Part One

In the first part, you have to answer questions about yourself. There are three questions and you must talk for thirty seconds for each question. Possible topics you could talk about include Family, Your Job, Hobbies and Interests, Future Plans, Films and Books, The Weather, Daily Routine etc. This means four or five clear sentences. If for example you are asked, “What’s the weather like today?” You might think it impossible to have your answer last a full thirty seconds. This is why it’s important to brainstorm things related to the weather. What do you like to do when it’s hot outside? What clothes are you wearing for the current season? Is it typical weather for this time of year? Is it unusually hot or cold? So a typical answer to “What’s the weather like today?” doesn’t have to be difficult to elaborate on. Instead of just replying “It’s cold but sunny” you can add “but this is normal for Madrid in winter. People usually wear hats, scarves, winter coats and boots to stay warm. A typical winter snack is roasted chestnuts which you can buy from street vendors.” Instead of talking solely about the weather, we can incorporate other related vocabulary like in this instance; clothes. But we could also talk about what people generally do in when the weather is hot/cold etc. The questions in part one of the Aptis lend themselves to elaboration. You should keep talking, adding relevant sentences until your time is up.

Part Two

In the second part of the Aptis speaking exam, you are given a picture which you have forty-five seconds to describe. You then have to answer to related questions with a limit of forty-five seconds for each.

A typical example of this could be the picture on the left.

  1. Describe the picture.
  2. Do you often have to work in a team in work or university?
  3. Why is teamwork important?

 

Describing a photo is a question that comes up in many exams. With this type of question, you should take as much time as possible to gather your thoughts. Then use all of the time given to talk about it.  Below are some useful phrases to describe the position of things within a picture.

When talking about what people are doing or wearing in a photo we must use the present continuous. Subject + is/are + verb in ING It is also important to speculate about what the subjects of the picture might be doing using expressions like:

It seems as if…

They might/may/could be …

It makes me think of …

I think …

Let’s try to answer the questions above.
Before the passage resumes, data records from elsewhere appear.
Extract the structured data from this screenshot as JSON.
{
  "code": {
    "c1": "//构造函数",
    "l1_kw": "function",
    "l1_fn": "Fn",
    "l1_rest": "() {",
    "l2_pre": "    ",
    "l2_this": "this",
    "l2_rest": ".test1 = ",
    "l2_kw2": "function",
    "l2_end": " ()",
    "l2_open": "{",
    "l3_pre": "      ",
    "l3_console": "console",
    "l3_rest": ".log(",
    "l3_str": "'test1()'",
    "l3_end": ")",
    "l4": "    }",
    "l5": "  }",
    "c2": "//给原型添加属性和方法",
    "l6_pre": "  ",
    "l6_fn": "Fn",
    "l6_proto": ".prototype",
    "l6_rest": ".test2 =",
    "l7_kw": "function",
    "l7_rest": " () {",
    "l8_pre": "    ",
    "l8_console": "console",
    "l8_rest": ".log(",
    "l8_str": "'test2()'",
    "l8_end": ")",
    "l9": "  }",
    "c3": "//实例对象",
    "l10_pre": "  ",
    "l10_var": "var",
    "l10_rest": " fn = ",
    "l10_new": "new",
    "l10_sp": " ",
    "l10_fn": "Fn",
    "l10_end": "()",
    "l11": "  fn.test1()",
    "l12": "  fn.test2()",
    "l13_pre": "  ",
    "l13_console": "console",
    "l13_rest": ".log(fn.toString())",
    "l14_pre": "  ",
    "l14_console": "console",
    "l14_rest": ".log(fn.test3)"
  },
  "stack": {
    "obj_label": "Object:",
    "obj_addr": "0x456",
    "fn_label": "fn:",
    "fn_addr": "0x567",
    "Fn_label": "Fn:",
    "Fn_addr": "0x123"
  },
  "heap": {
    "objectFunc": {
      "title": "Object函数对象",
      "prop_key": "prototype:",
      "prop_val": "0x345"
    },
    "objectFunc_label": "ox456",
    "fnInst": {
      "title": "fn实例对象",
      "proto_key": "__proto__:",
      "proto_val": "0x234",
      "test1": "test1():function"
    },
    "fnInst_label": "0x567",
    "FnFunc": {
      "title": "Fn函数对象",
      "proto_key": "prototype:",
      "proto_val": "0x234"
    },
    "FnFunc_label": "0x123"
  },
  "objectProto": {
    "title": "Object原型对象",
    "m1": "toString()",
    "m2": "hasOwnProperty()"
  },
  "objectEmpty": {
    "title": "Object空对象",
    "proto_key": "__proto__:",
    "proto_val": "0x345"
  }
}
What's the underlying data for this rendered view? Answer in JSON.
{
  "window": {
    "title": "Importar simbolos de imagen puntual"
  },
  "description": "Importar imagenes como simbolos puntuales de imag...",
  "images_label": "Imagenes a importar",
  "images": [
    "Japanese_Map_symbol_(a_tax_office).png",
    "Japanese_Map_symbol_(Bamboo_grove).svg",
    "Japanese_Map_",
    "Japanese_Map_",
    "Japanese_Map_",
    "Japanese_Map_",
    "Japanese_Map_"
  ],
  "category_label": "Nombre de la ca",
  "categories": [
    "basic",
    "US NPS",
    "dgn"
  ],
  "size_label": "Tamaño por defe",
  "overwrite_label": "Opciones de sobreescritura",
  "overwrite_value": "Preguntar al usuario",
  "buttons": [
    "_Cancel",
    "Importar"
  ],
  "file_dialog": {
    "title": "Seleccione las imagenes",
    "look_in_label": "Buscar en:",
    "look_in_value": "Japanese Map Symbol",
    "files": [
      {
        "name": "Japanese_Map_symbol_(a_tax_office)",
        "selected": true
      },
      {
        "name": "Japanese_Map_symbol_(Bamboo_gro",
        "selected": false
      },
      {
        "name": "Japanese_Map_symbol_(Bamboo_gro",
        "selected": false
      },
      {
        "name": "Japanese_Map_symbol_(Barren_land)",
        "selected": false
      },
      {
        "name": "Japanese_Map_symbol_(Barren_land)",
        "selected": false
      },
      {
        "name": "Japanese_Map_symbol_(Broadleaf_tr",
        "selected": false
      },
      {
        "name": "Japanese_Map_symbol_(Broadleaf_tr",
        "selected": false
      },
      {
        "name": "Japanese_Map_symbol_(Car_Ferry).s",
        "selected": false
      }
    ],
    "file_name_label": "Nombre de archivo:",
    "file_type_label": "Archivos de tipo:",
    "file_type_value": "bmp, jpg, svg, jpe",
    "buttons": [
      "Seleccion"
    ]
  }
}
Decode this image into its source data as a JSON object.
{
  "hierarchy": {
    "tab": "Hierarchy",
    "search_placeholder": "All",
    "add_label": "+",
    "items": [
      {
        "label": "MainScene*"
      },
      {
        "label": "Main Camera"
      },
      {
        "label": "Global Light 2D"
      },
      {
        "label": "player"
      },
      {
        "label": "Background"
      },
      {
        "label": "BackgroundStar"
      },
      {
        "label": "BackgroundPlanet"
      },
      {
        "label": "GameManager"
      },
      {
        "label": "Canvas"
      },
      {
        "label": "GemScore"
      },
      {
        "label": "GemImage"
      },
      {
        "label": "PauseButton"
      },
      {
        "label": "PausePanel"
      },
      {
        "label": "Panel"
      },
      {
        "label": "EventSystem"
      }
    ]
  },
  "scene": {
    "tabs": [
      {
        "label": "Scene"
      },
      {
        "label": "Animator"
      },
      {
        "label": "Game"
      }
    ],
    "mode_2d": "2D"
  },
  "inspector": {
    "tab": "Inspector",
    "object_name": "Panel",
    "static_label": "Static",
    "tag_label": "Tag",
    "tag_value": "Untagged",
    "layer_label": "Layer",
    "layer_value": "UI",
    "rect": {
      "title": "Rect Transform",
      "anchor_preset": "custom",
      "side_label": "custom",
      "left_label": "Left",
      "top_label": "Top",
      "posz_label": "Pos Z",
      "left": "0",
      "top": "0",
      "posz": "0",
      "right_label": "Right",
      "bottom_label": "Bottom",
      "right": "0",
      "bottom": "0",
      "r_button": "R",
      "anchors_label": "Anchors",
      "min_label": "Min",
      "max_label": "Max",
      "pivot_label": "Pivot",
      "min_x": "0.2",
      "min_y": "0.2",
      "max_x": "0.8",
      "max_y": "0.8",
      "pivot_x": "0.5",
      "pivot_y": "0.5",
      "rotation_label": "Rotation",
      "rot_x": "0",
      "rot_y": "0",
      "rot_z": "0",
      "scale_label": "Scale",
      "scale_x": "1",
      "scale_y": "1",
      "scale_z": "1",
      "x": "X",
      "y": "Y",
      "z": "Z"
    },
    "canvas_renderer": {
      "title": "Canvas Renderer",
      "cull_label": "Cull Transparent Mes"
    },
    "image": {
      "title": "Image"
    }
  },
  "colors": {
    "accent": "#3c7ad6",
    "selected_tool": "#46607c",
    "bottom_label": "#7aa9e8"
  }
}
Remember you have 45 seconds for each answer which should be approximately 5 to 7 clear sentences.

  1. In this photo, I can see a group of people sitting around a table. In the background, there is a large window and the room is bright. There are posters on the wall behind them. They seem to be working on something together.  In the middle of the table, there is a model of something which they are pointing to and discussing. Maybe it’s a building. They might be doing a project together for a university class. Maybe they are engineering students and they are doing a project on town planning.
  2. When I was at university, I often had to give presentations with other students. We would be given a project to discuss and research and would have to present it together in front of the rest of our class. I enjoyed working with my classmates on these projects as it gave me a different perspective on the topic. However, I also got very nervous having to speak in front of so many people. I used to practise as much as I could beforehand to feel more relaxed about it.
  3. Teamwork is very important, not only in university but also in the working world. As I mentioned before, having more than one person working on a project allows for more input and different points of view to be considered. Being able to work in a team is beneficial as it reduces the workload for everyone involved and means projects can be finished more efficiently.

As you can see, each answer has clear, concise sentences. I hope this helps you in your preparation for Aptis or indeed any English exam in which you are asked to describe a picture. In the next part of this series, we will look at parts 3 and 4 of the Aptis speaking exam. Don’t forget to check back soon.

In our English academies in La Elipa and Garcia Noblejas, you can prepare for Aptis as well as the Cambridge First Certificate and Advanced.